◆ **What is needed**
Within the entries that follow, show each line where the word "edit" occurs.

◆ **Records provided**
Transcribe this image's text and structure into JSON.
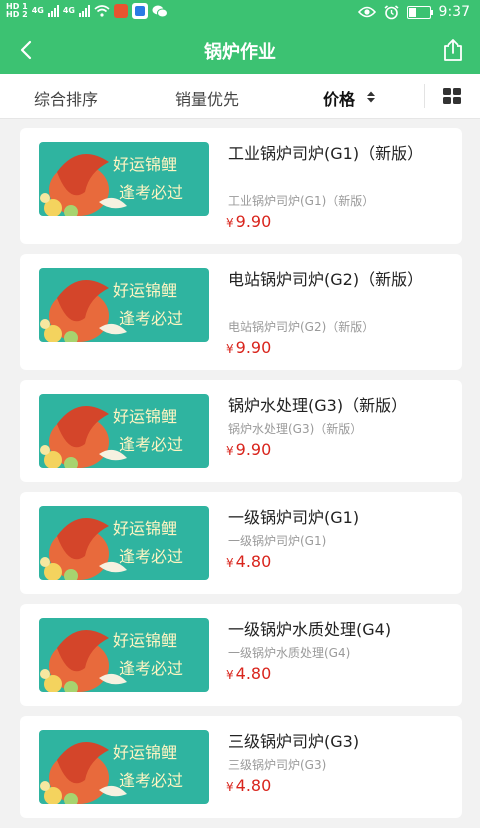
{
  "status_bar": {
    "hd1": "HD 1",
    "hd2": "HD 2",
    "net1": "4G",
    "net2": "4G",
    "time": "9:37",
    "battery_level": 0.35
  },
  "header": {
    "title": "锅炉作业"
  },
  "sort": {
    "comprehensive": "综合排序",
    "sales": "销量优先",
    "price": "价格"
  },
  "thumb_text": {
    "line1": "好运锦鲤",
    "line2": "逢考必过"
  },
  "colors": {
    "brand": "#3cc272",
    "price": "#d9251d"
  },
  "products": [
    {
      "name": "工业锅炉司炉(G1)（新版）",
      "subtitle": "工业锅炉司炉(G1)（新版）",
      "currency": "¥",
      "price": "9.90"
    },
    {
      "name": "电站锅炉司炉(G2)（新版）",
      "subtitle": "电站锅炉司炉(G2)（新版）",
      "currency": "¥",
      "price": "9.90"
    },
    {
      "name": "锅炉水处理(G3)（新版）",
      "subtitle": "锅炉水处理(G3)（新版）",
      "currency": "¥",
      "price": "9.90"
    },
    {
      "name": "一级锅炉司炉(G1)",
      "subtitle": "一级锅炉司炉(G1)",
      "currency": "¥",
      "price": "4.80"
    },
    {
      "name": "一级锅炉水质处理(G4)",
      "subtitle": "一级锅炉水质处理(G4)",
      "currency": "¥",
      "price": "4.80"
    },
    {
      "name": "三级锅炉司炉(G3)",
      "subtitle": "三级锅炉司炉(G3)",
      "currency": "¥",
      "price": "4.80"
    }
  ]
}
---
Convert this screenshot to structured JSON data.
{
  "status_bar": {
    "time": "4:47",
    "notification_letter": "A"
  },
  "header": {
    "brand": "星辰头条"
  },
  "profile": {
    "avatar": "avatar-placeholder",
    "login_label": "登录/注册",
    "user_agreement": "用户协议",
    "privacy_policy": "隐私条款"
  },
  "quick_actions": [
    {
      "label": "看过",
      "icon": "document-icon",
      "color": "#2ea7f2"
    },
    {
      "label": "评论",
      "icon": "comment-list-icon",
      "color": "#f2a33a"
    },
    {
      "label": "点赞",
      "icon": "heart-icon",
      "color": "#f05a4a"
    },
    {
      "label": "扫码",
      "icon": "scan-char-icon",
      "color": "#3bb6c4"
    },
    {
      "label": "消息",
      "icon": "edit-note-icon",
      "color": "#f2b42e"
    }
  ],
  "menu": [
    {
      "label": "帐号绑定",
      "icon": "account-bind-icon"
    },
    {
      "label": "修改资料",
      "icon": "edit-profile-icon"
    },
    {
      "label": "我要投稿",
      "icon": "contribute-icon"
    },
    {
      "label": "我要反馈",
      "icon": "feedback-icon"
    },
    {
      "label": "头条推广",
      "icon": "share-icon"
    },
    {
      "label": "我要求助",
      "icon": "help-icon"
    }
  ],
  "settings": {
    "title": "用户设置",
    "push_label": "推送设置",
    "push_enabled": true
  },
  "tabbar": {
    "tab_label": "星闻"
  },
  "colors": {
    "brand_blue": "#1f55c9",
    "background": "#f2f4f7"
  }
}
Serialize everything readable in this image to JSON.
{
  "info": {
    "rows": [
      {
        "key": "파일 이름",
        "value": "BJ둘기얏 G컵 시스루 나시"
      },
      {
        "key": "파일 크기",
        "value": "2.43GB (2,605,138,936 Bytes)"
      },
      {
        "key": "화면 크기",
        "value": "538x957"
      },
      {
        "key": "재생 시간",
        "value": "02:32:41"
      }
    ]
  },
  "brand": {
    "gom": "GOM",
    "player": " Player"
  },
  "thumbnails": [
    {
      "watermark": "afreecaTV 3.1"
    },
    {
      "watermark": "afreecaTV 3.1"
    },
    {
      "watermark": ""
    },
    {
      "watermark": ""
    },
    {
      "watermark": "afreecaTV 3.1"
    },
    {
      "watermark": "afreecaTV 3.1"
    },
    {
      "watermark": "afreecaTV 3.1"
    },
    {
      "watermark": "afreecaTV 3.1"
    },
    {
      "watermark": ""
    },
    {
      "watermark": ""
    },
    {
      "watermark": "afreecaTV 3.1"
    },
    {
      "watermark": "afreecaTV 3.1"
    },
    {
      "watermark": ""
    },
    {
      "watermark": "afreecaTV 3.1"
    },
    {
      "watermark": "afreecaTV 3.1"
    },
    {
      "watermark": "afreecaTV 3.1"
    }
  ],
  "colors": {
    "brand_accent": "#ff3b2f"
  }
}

◆ **Written solution**
      "icon": "edit-note-icon",
      "icon": "edit-profile-icon"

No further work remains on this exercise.